• Aim of the task
Nothing is to be altered; the data must be repeated exactly.

Top of Data for this exercise

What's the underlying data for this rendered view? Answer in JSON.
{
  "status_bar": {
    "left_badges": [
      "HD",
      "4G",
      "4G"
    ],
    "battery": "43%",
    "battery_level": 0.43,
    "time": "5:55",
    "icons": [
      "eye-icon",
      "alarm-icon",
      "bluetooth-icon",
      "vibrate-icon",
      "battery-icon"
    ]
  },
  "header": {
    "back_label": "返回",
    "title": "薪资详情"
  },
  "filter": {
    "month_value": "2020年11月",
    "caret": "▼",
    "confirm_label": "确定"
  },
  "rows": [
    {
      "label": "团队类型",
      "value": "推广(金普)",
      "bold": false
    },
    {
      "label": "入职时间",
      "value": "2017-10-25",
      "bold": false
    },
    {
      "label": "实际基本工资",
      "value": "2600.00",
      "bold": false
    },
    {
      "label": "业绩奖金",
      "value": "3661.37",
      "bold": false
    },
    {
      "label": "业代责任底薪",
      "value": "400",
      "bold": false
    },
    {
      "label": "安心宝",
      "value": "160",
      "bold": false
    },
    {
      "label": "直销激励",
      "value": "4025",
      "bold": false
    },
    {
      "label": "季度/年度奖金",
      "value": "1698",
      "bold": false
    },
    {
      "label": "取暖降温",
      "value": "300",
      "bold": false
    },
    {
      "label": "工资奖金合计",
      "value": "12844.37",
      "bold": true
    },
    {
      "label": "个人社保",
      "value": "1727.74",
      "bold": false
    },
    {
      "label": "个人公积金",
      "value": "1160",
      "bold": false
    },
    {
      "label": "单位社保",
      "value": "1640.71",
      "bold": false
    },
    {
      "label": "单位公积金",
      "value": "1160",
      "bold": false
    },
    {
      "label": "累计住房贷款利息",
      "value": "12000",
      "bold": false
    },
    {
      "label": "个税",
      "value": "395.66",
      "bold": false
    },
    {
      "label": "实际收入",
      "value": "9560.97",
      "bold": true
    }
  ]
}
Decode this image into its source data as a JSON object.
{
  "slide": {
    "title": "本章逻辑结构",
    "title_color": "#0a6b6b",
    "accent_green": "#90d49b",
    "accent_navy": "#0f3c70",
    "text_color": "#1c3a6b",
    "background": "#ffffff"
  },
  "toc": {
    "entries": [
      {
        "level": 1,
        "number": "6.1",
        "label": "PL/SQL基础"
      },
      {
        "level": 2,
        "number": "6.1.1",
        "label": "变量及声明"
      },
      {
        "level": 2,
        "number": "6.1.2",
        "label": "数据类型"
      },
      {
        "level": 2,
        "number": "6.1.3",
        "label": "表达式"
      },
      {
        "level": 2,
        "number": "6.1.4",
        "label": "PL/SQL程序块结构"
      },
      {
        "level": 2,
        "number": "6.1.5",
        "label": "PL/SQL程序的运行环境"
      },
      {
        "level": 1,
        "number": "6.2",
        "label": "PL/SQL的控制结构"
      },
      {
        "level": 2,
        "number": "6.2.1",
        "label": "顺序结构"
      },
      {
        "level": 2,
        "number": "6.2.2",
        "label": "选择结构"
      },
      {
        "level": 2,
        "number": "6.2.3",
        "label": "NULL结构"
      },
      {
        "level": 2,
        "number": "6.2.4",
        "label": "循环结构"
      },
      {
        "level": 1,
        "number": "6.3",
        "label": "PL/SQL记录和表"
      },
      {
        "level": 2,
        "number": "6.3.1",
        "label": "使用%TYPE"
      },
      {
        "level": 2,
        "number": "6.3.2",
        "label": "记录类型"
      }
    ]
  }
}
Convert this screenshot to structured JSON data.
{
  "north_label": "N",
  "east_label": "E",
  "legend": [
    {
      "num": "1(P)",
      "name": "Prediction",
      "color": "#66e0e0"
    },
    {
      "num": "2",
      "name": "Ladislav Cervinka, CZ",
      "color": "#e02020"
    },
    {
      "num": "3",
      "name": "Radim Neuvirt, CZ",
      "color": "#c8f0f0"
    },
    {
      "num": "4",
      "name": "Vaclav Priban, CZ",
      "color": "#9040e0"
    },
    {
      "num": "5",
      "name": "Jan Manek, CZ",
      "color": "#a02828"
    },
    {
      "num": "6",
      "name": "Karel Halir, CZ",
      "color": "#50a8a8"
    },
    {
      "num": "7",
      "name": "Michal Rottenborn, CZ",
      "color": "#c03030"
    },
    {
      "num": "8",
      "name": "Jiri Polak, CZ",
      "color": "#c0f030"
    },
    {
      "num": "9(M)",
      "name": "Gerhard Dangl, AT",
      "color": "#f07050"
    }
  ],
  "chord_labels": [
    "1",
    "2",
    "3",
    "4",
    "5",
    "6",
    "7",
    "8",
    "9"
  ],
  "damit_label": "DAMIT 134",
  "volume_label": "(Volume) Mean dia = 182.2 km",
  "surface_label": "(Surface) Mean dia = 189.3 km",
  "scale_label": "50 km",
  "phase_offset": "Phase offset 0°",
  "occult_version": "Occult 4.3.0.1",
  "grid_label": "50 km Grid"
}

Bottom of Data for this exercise

• Answer for the task
What's the underlying data for this rendered view? Answer in JSON.
{
  "status_bar": {
    "left_badges": [
      "HD",
      "4G",
      "4G"
    ],
    "battery": "43%",
    "battery_level": 0.43,
    "time": "5:55",
    "icons": [
      "eye-icon",
      "alarm-icon",
      "bluetooth-icon",
      "vibrate-icon",
      "battery-icon"
    ]
  },
  "header": {
    "back_label": "返回",
    "title": "薪资详情"
  },
  "filter": {
    "month_value": "2020年11月",
    "caret": "▼",
    "confirm_label": "确定"
  },
  "rows": [
    {
      "label": "团队类型",
      "value": "推广(金普)",
      "bold": false
    },
    {
      "label": "入职时间",
      "value": "2017-10-25",
      "bold": false
    },
    {
      "label": "实际基本工资",
      "value": "2600.00",
      "bold": false
    },
    {
      "label": "业绩奖金",
      "value": "3661.37",
      "bold": false
    },
    {
      "label": "业代责任底薪",
      "value": "400",
      "bold": false
    },
    {
      "label": "安心宝",
      "value": "160",
      "bold": false
    },
    {
      "label": "直销激励",
      "value": "4025",
      "bold": false
    },
    {
      "label": "季度/年度奖金",
      "value": "1698",
      "bold": false
    },
    {
      "label": "取暖降温",
      "value": "300",
      "bold": false
    },
    {
      "label": "工资奖金合计",
      "value": "12844.37",
      "bold": true
    },
    {
      "label": "个人社保",
      "value": "1727.74",
      "bold": false
    },
    {
      "label": "个人公积金",
      "value": "1160",
      "bold": false
    },
    {
      "label": "单位社保",
      "value": "1640.71",
      "bold": false
    },
    {
      "label": "单位公积金",
      "value": "1160",
      "bold": false
    },
    {
      "label": "累计住房贷款利息",
      "value": "12000",
      "bold": false
    },
    {
      "label": "个税",
      "value": "395.66",
      "bold": false
    },
    {
      "label": "实际收入",
      "value": "9560.97",
      "bold": true
    }
  ]
}
Decode this image into its source data as a JSON object.
{
  "slide": {
    "title": "本章逻辑结构",
    "title_color": "#0a6b6b",
    "accent_green": "#90d49b",
    "accent_navy": "#0f3c70",
    "text_color": "#1c3a6b",
    "background": "#ffffff"
  },
  "toc": {
    "entries": [
      {
        "level": 1,
        "number": "6.1",
        "label": "PL/SQL基础"
      },
      {
        "level": 2,
        "number": "6.1.1",
        "label": "变量及声明"
      },
      {
        "level": 2,
        "number": "6.1.2",
        "label": "数据类型"
      },
      {
        "level": 2,
        "number": "6.1.3",
        "label": "表达式"
      },
      {
        "level": 2,
        "number": "6.1.4",
        "label": "PL/SQL程序块结构"
      },
      {
        "level": 2,
        "number": "6.1.5",
        "label": "PL/SQL程序的运行环境"
      },
      {
        "level": 1,
        "number": "6.2",
        "label": "PL/SQL的控制结构"
      },
      {
        "level": 2,
        "number": "6.2.1",
        "label": "顺序结构"
      },
      {
        "level": 2,
        "number": "6.2.2",
        "label": "选择结构"
      },
      {
        "level": 2,
        "number": "6.2.3",
        "label": "NULL结构"
      },
      {
        "level": 2,
        "number": "6.2.4",
        "label": "循环结构"
      },
      {
        "level": 1,
        "number": "6.3",
        "label": "PL/SQL记录和表"
      },
      {
        "level": 2,
        "number": "6.3.1",
        "label": "使用%TYPE"
      },
      {
        "level": 2,
        "number": "6.3.2",
        "label": "记录类型"
      }
    ]
  }
}
Convert this screenshot to structured JSON data.
{
  "north_label": "N",
  "east_label": "E",
  "legend": [
    {
      "num": "1(P)",
      "name": "Prediction",
      "color": "#66e0e0"
    },
    {
      "num": "2",
      "name": "Ladislav Cervinka, CZ",
      "color": "#e02020"
    },
    {
      "num": "3",
      "name": "Radim Neuvirt, CZ",
      "color": "#c8f0f0"
    },
    {
      "num": "4",
      "name": "Vaclav Priban, CZ",
      "color": "#9040e0"
    },
    {
      "num": "5",
      "name": "Jan Manek, CZ",
      "color": "#a02828"
    },
    {
      "num": "6",
      "name": "Karel Halir, CZ",
      "color": "#50a8a8"
    },
    {
      "num": "7",
      "name": "Michal Rottenborn, CZ",
      "color": "#c03030"
    },
    {
      "num": "8",
      "name": "Jiri Polak, CZ",
      "color": "#c0f030"
    },
    {
      "num": "9(M)",
      "name": "Gerhard Dangl, AT",
      "color": "#f07050"
    }
  ],
  "chord_labels": [
    "1",
    "2",
    "3",
    "4",
    "5",
    "6",
    "7",
    "8",
    "9"
  ],
  "damit_label": "DAMIT 134",
  "volume_label": "(Volume) Mean dia = 182.2 km",
  "surface_label": "(Surface) Mean dia = 189.3 km",
  "scale_label": "50 km",
  "phase_offset": "Phase offset 0°",
  "occult_version": "Occult 4.3.0.1",
  "grid_label": "50 km Grid"
}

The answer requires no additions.